Top Ten Largest Active Volcanoes

Top Ten Largest Active Volcanoes

Author: MozaicNook

Volcanoes are among the most impressive and powerful natural phenomena on Earth. They have shaped the landscape of our planet for millions of years and continue to captivate us with their majestic and sometimes terrifying eruptions. In this article, we introduce you to the ten largest active volcanoes in the world and give you an insight into their location, history, and unique characteristics.

1. Mauna Loa, Hawaii, USA

Mauna Loa is the largest active volcano in the world. It is located on the Big Island of Hawaii. It rises 13,681 feet above sea level and covers an area of approximately 5,271 square miles. Mauna Loa's last major eruption was in 1984, and it continues to be closely monitored as it can cause significant damage.

2. Mount Etna, Sicily, Italy

Mount Etna, located on the east coast of Sicily, is Europe's highest and most active volcano. It is around 10,991 meters high and has frequent eruptions, ranging from gentle lava flows to explosive ash clouds. The fertile soil of Mount Etna is used for agriculture, including wine and fruit growing.

3. Mount Vesuvius, Italy

Mount Vesuvius, near Naples, Italy, is infamous for its eruption in 79 AD, which destroyed the cities of Pompeii and Herculaneum. At 4,203 feet high, Vesuvius is the only active volcano on the European mainland. It is considered one of the most dangerous due to its explosive history and proximity to populated areas.

4. Mount Merapi, Indonesia

Mount Merapi in Java, Indonesia, is one of the most active volcanoes in the world. It rises to a height of around 9,610 feet and has experienced regular eruptions in the past. Merapi means "mountain of fire" and is known for its pyroclastic flows, which are extremely dangerous for the surrounding communities.

5. Mount Nyiragongo, Democratic Republic of the Congo

Mount Nyiragongo in the Virunga Mountains is known for its large and persistent lava lake. Located at an elevation of 11,385 feet, Nyiragongo's eruptions are best known for their fast-moving lava flows, which can reach speeds of up to 60 miles per hour and pose a significant threat to the city of Goma and surrounding areas.

6. Sakurajima, Japan

Sakurajima in Kagoshima Prefecture, Japan, is an active stratovolcano that rises to 3,665 feet. It used to be an island but is now connected to the mainland by the lava flows from its eruptions. Sakurajima frequently emits ash, and its eruptions constantly threaten the nearby city of Kagoshima.

7. Popocatépetl, Mexico

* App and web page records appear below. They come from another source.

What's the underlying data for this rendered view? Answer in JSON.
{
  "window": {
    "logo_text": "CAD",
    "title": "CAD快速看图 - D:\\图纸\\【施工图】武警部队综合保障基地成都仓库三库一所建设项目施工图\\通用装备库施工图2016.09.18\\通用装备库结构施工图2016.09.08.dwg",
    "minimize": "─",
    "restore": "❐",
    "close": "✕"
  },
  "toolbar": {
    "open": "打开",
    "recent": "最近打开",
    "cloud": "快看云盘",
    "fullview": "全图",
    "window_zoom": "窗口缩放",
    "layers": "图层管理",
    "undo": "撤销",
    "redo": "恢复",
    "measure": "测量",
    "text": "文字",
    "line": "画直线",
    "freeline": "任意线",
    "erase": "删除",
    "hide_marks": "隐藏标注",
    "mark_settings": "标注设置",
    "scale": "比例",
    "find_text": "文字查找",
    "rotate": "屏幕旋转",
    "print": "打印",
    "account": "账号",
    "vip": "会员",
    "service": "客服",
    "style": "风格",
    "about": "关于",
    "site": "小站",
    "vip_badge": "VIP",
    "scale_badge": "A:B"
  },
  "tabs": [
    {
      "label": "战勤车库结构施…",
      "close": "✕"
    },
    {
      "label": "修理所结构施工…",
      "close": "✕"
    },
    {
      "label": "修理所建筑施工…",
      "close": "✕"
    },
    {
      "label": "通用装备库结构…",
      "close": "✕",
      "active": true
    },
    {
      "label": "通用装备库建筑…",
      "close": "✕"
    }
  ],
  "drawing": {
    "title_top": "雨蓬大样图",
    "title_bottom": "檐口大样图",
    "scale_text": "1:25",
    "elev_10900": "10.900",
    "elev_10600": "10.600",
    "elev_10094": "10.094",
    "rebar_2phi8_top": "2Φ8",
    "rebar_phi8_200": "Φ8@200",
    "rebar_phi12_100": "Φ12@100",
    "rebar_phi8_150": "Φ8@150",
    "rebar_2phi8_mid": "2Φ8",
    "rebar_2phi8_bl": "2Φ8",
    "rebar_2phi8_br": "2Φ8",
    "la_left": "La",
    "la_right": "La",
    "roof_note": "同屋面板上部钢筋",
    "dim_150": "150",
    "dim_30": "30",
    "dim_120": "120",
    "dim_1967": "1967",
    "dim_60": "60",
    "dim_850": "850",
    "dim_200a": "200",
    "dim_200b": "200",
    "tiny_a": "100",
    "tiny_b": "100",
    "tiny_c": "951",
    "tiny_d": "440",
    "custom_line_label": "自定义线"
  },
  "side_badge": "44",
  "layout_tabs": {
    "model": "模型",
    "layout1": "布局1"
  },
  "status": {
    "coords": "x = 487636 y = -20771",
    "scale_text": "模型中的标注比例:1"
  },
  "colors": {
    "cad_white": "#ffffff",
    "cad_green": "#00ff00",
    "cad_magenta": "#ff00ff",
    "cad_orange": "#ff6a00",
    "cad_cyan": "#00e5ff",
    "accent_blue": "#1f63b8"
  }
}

Popocatépetl, often called "El Popo," is one of the most active volcanoes in Mexico. It is about 43 miles southeast of Mexico City and is 17,802 feet high. Popocatépetl has repeatedly experienced major eruptions, and its activity is closely monitored due to the dense population in its vicinity.

8. Mount St. Helens, Washington, USA

Mount St. Helens is known for its catastrophic eruption on May 18, 1980, which drastically changed the landscape. It is located in the state of Washington and now stands at an elevation of 8,366 feet after losing its summit in the 1980 eruption. Mount St. Helens is still active, with frequent seismic activity and occasional eruptions.

9. Mount Erebus, Antarctica

Mount Erebus is the southernmost active volcano on Earth, located on Ross Island in Antarctica. It rises to 12,448 feet and is known for its perennial lava lake, one of the few in the world. Erebus is constantly active and produces small eruptions and gas emissions.

10. Kīlauea, Hawaii, USA

Kīlauea, also located on the Big Island of Hawaii, is one of the most active volcanoes in the world. It is 4,091 feet high and has been erupting almost continuously since 1983. Kīlauea's eruptions have created new land, reshaped coastlines, and provided valuable research opportunities for volcanologists.

These ten active volcanoes are among our planet's most impressive and fascinating natural wonders. They remind us of the dynamic nature of the Earth and the incredible forces at work beneath our feet. Although they can pose a significant risk to the people around them, they also contribute to the rich geological diversity of our planet and offer unique insights into volcanic activity.

Whether you're a seasoned volcanologist or simply a curious observer, exploring these active giants offers endless opportunities for discovery and wonder.